Of the two, the second is more important to what we are addressing. The proportion of second marriages increased from 37% of the total in 1991 to 40% in 2000. Some churches still do not allow the marriage of two people if a former partner of a previous marriage is still living. Consequently, most second marriages do not take place in a church and are therefore not counted as a religious marriage.

First marriages which are religious in England and Wales have dropped from 66% in 1991 to 48% in 2001.3 The majority of those marrying for the first time are in their twenties. Half of these couples wish to have a religious marriage, yet only 5.3% of individuals in that age group attend church. This is suggestive of a wider, if nominal, affiliation to Christianity.

Approved Premises
Approved Premises are often country houses, parts of the National Trust or quality hotels. However, with special permission, they can also be in more exotic settings such as the bottom of a swimming pool or on top of the wings of an aircraft flying at 150 mph! Such locations are especially attractive to those wanting something special, adventurous or unusual, or who feel that a Registry Office is too sombre or a church too uncomfortable. This is often the case with those starting second marriages.

Approved Premises were only introduced in 1995, yet are already proving popular. The proportion of marriages in approved premises grew from 17% of the total in 2000 to 24% in 2002. If present trends continue, more than half of all marriages may be done on approved premises by 2010. More than two-thirds may occur on these sites by 2020. Figure 3 shows that Registry Office and church weddings are declining.


Consequences of Cohabitation
Many people cohabit today. One consequence is that the average age at marriage for men and women is thirty and twenty-nine, respectively. Thirty years ago, men and women were getting married about five years earlier. Many church people also cohabit; the proportion of religious marriages where the couple cohabited before marriage was roughly 41% in 1994.4 This percentage has most likely increased since then.

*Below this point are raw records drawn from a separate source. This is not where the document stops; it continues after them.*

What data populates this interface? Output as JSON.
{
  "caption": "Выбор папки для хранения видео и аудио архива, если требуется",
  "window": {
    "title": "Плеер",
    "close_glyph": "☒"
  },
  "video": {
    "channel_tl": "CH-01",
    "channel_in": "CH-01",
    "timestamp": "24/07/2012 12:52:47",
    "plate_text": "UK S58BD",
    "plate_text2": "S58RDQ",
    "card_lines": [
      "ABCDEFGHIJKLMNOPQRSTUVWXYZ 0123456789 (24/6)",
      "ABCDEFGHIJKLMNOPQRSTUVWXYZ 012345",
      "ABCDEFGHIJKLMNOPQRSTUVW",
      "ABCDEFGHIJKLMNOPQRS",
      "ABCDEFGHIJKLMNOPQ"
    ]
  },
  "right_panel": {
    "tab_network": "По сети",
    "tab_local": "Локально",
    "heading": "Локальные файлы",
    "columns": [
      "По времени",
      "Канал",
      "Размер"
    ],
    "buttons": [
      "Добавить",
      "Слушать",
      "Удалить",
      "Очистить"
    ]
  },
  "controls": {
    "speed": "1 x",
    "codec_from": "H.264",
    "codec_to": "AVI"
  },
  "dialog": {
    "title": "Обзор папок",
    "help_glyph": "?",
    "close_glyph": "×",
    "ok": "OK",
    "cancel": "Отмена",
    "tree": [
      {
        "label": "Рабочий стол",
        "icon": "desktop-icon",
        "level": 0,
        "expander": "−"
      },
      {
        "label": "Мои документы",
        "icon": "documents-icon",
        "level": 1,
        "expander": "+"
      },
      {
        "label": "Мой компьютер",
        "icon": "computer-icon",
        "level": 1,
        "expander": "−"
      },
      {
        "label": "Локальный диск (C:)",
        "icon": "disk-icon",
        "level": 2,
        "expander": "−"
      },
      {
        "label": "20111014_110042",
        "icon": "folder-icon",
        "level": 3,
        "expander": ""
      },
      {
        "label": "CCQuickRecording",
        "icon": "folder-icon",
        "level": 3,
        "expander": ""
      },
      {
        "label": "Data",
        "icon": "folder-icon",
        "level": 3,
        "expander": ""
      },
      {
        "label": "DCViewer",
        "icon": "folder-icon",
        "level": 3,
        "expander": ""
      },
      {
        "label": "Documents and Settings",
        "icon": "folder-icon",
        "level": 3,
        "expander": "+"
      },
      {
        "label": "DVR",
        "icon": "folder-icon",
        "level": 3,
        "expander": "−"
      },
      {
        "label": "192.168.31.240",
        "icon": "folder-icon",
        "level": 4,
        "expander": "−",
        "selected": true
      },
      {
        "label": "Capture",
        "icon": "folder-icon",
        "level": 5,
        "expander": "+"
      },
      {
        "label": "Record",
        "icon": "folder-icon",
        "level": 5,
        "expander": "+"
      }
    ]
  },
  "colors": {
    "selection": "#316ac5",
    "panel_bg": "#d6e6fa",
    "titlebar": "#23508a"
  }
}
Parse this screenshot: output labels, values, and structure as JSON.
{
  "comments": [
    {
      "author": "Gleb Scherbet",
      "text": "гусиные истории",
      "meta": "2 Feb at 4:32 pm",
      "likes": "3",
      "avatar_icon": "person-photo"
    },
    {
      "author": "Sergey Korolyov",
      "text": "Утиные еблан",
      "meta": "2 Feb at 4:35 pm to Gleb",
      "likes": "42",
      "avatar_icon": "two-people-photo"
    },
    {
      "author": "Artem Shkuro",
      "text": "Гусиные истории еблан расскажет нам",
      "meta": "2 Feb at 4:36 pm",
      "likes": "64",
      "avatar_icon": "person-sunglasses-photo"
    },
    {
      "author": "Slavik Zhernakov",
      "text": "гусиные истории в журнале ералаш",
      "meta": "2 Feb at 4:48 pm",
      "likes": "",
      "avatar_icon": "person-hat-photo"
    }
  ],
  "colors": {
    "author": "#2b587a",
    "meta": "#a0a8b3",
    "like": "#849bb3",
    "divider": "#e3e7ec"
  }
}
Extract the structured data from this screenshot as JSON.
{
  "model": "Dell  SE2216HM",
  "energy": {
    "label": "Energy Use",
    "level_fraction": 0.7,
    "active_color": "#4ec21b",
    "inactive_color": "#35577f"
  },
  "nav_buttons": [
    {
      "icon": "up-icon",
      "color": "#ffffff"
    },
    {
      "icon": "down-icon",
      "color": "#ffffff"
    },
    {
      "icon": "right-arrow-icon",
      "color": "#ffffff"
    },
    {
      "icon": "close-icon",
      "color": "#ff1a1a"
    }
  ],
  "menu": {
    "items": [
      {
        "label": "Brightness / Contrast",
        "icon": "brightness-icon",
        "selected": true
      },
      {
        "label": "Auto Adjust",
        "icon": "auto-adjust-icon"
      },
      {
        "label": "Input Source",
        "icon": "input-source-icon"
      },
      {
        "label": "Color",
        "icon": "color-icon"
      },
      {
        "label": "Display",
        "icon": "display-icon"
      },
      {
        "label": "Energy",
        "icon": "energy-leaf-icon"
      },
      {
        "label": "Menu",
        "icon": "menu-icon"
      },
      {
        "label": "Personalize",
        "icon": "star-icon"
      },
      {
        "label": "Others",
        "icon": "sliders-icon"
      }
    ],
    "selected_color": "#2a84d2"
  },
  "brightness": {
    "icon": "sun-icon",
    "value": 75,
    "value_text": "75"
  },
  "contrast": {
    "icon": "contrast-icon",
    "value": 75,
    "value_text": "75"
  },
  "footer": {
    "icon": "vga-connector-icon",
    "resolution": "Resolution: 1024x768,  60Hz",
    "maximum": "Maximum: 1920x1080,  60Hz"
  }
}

Another consequence of cohabitation is that more people are living together and never marrying. Cohabitation is not seen (by some) as a “trial marriage,” but as a perfectly acceptable way of living. Nearly 12% of men and 10% of women aged thirty to forty-four cohabited in 1996. These figures increased to 16% and 14% respectively by 2001 and are likely to become 21% and 20% respectively by 2011.5

While many church people cohabit before marriage, relatively few continue to cohabit rather than get married at all. The marital status of church people is therefore different from that of the general population. This is shown in Figure 4.6



So What?
While many will continue to use the church for marriage, the percentage doing this is likely to decrease substantially over the next twenty years. Biblical teaching on the issues of marriage, betrothal and cohabitation needs to be re-emphasised in many churches. This is true even if those attending church are cohabitating but intending to marry. This issue will not go away in the next few years; rather, it will become an even more important reflection of the Christian lifestyle.

Dr. Peter Brierley, a church consultant, is the Senior Lausanne Associate for Church Research. He attended Lausanne I in 1974 and has been involved with the Lausanne movement since 1984. He is former executive director of Christian Research, a UK charity which produces resource volumes like Religious Trends and the UK Christian Handbook. Brierley can be reached at [email protected].